ACTIVITY >> Please reproduce the data exactly, excluding any pictures it contains.

Items from an interface collection
━━━━━━━━
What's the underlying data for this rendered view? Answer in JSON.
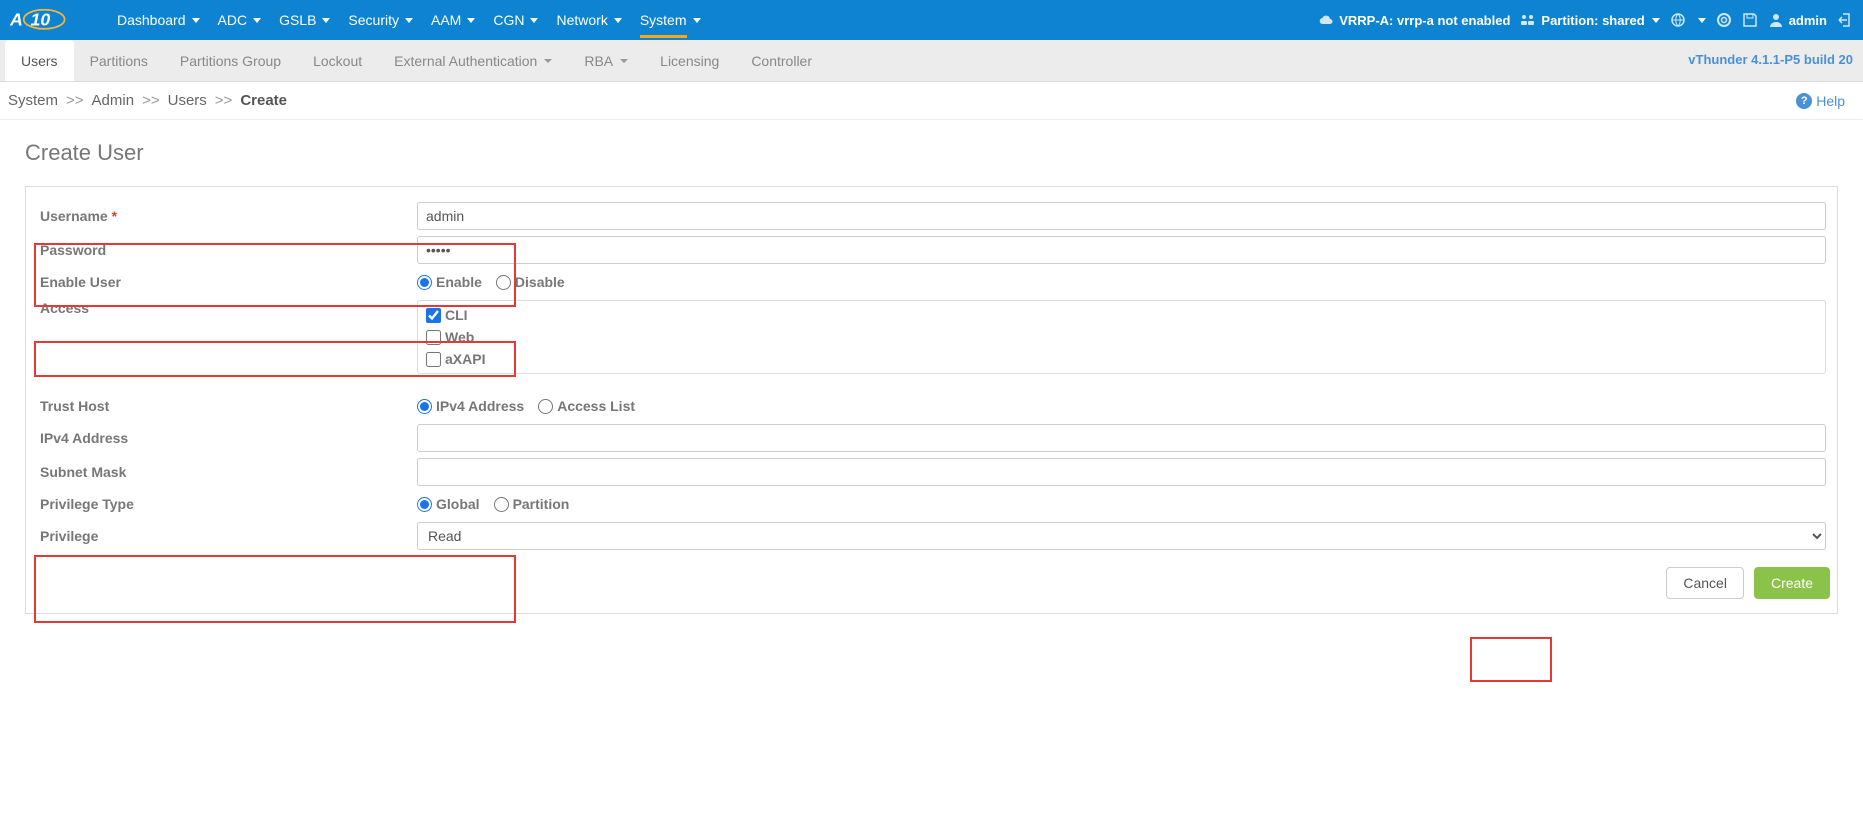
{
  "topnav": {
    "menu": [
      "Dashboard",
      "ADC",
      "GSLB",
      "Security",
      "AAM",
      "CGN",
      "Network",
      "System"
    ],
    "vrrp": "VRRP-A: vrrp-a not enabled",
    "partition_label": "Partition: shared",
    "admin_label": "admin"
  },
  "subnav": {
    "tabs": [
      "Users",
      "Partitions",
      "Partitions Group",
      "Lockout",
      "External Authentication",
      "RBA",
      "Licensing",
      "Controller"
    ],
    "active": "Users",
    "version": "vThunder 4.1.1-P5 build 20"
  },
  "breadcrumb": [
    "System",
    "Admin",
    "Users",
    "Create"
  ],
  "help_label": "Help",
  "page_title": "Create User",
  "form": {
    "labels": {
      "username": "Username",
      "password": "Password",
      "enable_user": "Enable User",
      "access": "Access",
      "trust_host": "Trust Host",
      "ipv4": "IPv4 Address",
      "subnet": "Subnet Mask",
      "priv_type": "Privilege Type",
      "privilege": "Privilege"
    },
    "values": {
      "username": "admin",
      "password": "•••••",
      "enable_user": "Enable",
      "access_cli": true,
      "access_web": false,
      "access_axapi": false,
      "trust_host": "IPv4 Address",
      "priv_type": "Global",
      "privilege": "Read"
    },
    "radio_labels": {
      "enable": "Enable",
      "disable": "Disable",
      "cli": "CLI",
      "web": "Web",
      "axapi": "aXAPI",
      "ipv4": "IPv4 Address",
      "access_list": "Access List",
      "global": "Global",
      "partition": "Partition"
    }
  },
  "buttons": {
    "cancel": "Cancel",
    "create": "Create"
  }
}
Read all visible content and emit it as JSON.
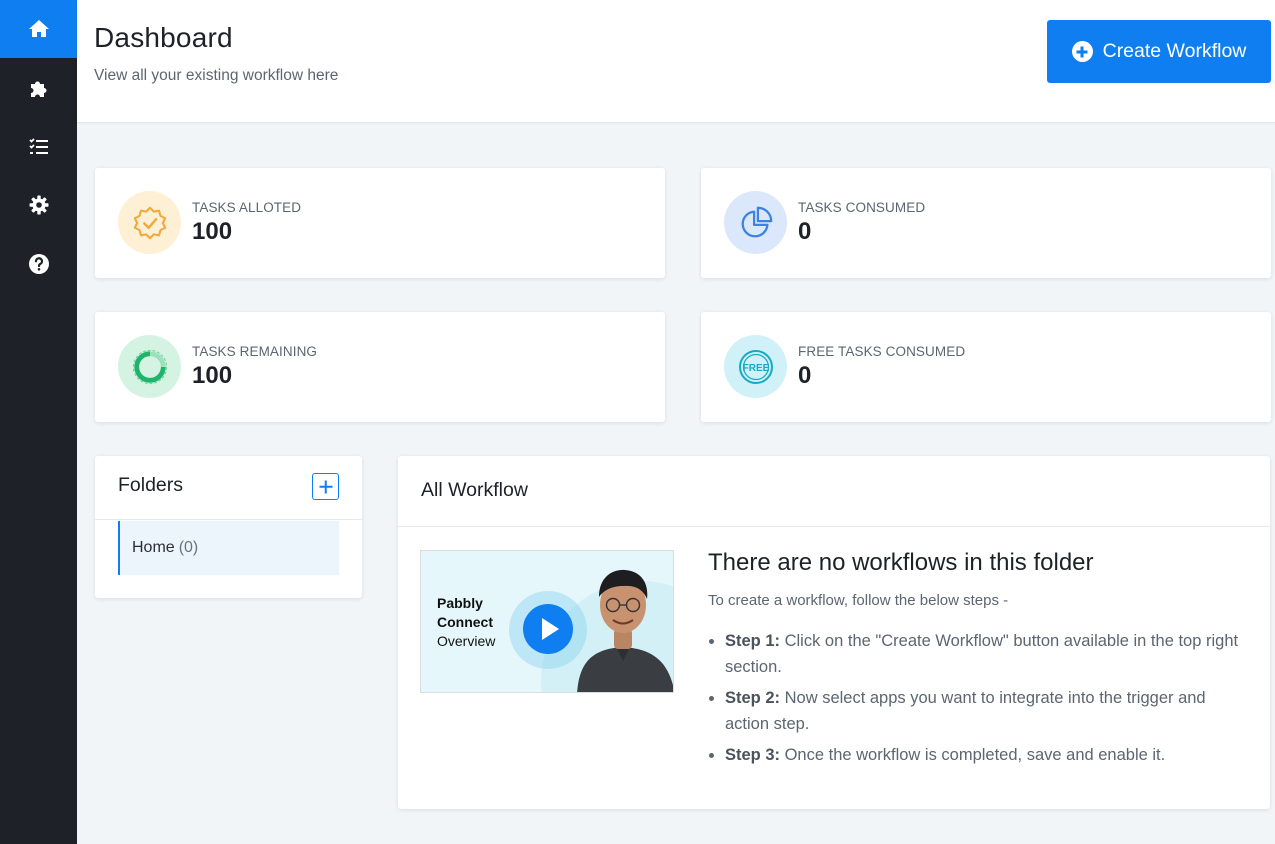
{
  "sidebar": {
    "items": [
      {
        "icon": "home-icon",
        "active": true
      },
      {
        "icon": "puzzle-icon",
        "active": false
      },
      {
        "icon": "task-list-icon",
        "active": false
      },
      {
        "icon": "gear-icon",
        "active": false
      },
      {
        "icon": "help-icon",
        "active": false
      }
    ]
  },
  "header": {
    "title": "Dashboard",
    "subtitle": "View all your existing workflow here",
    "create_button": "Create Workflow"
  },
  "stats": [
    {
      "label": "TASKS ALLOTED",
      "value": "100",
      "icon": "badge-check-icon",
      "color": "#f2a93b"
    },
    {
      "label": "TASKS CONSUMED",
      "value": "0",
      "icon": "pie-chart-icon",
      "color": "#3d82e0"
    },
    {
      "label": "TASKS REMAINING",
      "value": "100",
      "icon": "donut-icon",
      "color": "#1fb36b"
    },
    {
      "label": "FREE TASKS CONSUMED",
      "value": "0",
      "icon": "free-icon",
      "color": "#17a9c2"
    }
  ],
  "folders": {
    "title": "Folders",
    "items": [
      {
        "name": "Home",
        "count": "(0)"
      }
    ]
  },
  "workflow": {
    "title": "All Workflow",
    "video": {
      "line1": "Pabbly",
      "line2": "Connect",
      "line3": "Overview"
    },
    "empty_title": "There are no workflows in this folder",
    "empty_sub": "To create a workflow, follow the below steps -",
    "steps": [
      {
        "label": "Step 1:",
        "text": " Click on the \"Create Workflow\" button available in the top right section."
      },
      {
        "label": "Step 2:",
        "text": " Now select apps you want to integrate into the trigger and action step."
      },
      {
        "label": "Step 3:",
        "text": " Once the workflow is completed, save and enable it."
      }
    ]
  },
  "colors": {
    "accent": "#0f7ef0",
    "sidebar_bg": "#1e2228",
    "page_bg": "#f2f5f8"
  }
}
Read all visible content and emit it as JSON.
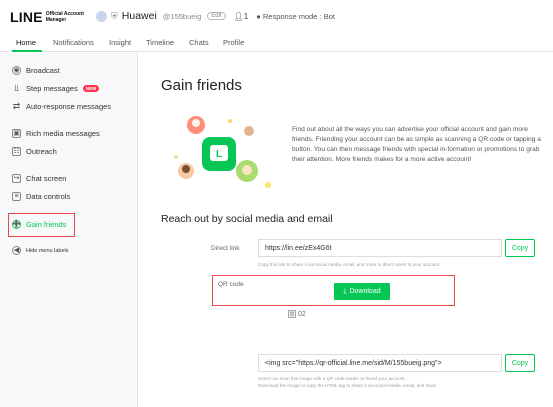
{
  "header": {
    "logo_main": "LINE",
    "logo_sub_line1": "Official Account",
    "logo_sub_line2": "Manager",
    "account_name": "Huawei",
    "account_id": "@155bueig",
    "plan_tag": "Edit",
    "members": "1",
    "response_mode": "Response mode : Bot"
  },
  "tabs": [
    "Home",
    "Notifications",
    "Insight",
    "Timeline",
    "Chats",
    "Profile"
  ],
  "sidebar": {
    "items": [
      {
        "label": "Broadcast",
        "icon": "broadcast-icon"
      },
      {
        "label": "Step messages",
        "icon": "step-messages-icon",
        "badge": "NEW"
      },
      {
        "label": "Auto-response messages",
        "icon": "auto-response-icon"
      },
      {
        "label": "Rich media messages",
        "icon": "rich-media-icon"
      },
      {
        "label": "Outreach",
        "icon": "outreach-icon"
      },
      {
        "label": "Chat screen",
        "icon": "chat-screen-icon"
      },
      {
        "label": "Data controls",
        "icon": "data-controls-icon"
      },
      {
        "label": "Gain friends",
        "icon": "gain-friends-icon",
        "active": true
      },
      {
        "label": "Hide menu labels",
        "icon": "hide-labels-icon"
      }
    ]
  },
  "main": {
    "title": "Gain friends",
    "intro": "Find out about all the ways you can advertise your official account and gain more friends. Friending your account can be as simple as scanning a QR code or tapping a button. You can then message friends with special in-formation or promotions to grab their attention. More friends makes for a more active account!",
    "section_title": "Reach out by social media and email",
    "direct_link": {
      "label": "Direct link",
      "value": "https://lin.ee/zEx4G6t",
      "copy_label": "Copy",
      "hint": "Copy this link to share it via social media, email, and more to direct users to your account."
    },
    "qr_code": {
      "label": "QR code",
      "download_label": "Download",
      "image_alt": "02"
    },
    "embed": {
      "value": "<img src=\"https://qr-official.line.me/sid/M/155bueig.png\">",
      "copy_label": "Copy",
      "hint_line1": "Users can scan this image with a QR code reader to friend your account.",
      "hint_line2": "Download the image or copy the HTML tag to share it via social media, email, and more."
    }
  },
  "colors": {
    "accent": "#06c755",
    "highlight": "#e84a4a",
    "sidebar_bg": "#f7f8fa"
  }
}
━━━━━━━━
RESULT OF THE EXERCISE >>
What's the underlying data for this rendered view? Answer in JSON.
{
  "topnav": {
    "menu": [
      "Dashboard",
      "ADC",
      "GSLB",
      "Security",
      "AAM",
      "CGN",
      "Network",
      "System"
    ],
    "vrrp": "VRRP-A: vrrp-a not enabled",
    "partition_label": "Partition: shared",
    "admin_label": "admin"
  },
  "subnav": {
    "tabs": [
      "Users",
      "Partitions",
      "Partitions Group",
      "Lockout",
      "External Authentication",
      "RBA",
      "Licensing",
      "Controller"
    ],
    "active": "Users",
    "version": "vThunder 4.1.1-P5 build 20"
  },
  "breadcrumb": [
    "System",
    "Admin",
    "Users",
    "Create"
  ],
  "help_label": "Help",
  "page_title": "Create User",
  "form": {
    "labels": {
      "username": "Username",
      "password": "Password",
      "enable_user": "Enable User",
      "access": "Access",
      "trust_host": "Trust Host",
      "ipv4": "IPv4 Address",
      "subnet": "Subnet Mask",
      "priv_type": "Privilege Type",
      "privilege": "Privilege"
    },
    "values": {
      "username": "admin",
      "password": "•••••",
      "enable_user": "Enable",
      "access_cli": true,
      "access_web": false,
      "access_axapi": false,
      "trust_host": "IPv4 Address",
      "priv_type": "Global",
      "privilege": "Read"
    },
    "radio_labels": {
      "enable": "Enable",
      "disable": "Disable",
      "cli": "CLI",
      "web": "Web",
      "axapi": "aXAPI",
      "ipv4": "IPv4 Address",
      "access_list": "Access List",
      "global": "Global",
      "partition": "Partition"
    }
  },
  "buttons": {
    "cancel": "Cancel",
    "create": "Create"
  }
}
Read all visible content and emit it as JSON.
{
  "sidebar": {
    "items": [
      {
        "icon": "home-icon",
        "active": true
      },
      {
        "icon": "puzzle-icon",
        "active": false
      },
      {
        "icon": "task-list-icon",
        "active": false
      },
      {
        "icon": "gear-icon",
        "active": false
      },
      {
        "icon": "help-icon",
        "active": false
      }
    ]
  },
  "header": {
    "title": "Dashboard",
    "subtitle": "View all your existing workflow here",
    "create_button": "Create Workflow"
  },
  "stats": [
    {
      "label": "TASKS ALLOTED",
      "value": "100",
      "icon": "badge-check-icon",
      "color": "#f2a93b"
    },
    {
      "label": "TASKS CONSUMED",
      "value": "0",
      "icon": "pie-chart-icon",
      "color": "#3d82e0"
    },
    {
      "label": "TASKS REMAINING",
      "value": "100",
      "icon": "donut-icon",
      "color": "#1fb36b"
    },
    {
      "label": "FREE TASKS CONSUMED",
      "value": "0",
      "icon": "free-icon",
      "color": "#17a9c2"
    }
  ],
  "folders": {
    "title": "Folders",
    "items": [
      {
        "name": "Home",
        "count": "(0)"
      }
    ]
  },
  "workflow": {
    "title": "All Workflow",
    "video": {
      "line1": "Pabbly",
      "line2": "Connect",
      "line3": "Overview"
    },
    "empty_title": "There are no workflows in this folder",
    "empty_sub": "To create a workflow, follow the below steps -",
    "steps": [
      {
        "label": "Step 1:",
        "text": " Click on the \"Create Workflow\" button available in the top right section."
      },
      {
        "label": "Step 2:",
        "text": " Now select apps you want to integrate into the trigger and action step."
      },
      {
        "label": "Step 3:",
        "text": " Once the workflow is completed, save and enable it."
      }
    ]
  },
  "colors": {
    "accent": "#0f7ef0",
    "sidebar_bg": "#1e2228",
    "page_bg": "#f2f5f8"
  }
}
Read all visible content and emit it as JSON.
{
  "header": {
    "logo_main": "LINE",
    "logo_sub_line1": "Official Account",
    "logo_sub_line2": "Manager",
    "account_name": "Huawei",
    "account_id": "@155bueig",
    "plan_tag": "Edit",
    "members": "1",
    "response_mode": "Response mode : Bot"
  },
  "tabs": [
    "Home",
    "Notifications",
    "Insight",
    "Timeline",
    "Chats",
    "Profile"
  ],
  "sidebar": {
    "items": [
      {
        "label": "Broadcast",
        "icon": "broadcast-icon"
      },
      {
        "label": "Step messages",
        "icon": "step-messages-icon",
        "badge": "NEW"
      },
      {
        "label": "Auto-response messages",
        "icon": "auto-response-icon"
      },
      {
        "label": "Rich media messages",
        "icon": "rich-media-icon"
      },
      {
        "label": "Outreach",
        "icon": "outreach-icon"
      },
      {
        "label": "Chat screen",
        "icon": "chat-screen-icon"
      },
      {
        "label": "Data controls",
        "icon": "data-controls-icon"
      },
      {
        "label": "Gain friends",
        "icon": "gain-friends-icon",
        "active": true
      },
      {
        "label": "Hide menu labels",
        "icon": "hide-labels-icon"
      }
    ]
  },
  "main": {
    "title": "Gain friends",
    "intro": "Find out about all the ways you can advertise your official account and gain more friends. Friending your account can be as simple as scanning a QR code or tapping a button. You can then message friends with special in-formation or promotions to grab their attention. More friends makes for a more active account!",
    "section_title": "Reach out by social media and email",
    "direct_link": {
      "label": "Direct link",
      "value": "https://lin.ee/zEx4G6t",
      "copy_label": "Copy",
      "hint": "Copy this link to share it via social media, email, and more to direct users to your account."
    },
    "qr_code": {
      "label": "QR code",
      "download_label": "Download",
      "image_alt": "02"
    },
    "embed": {
      "value": "<img src=\"https://qr-official.line.me/sid/M/155bueig.png\">",
      "copy_label": "Copy",
      "hint_line1": "Users can scan this image with a QR code reader to friend your account.",
      "hint_line2": "Download the image or copy the HTML tag to share it via social media, email, and more."
    }
  },
  "colors": {
    "accent": "#06c755",
    "highlight": "#e84a4a",
    "sidebar_bg": "#f7f8fa"
  }
}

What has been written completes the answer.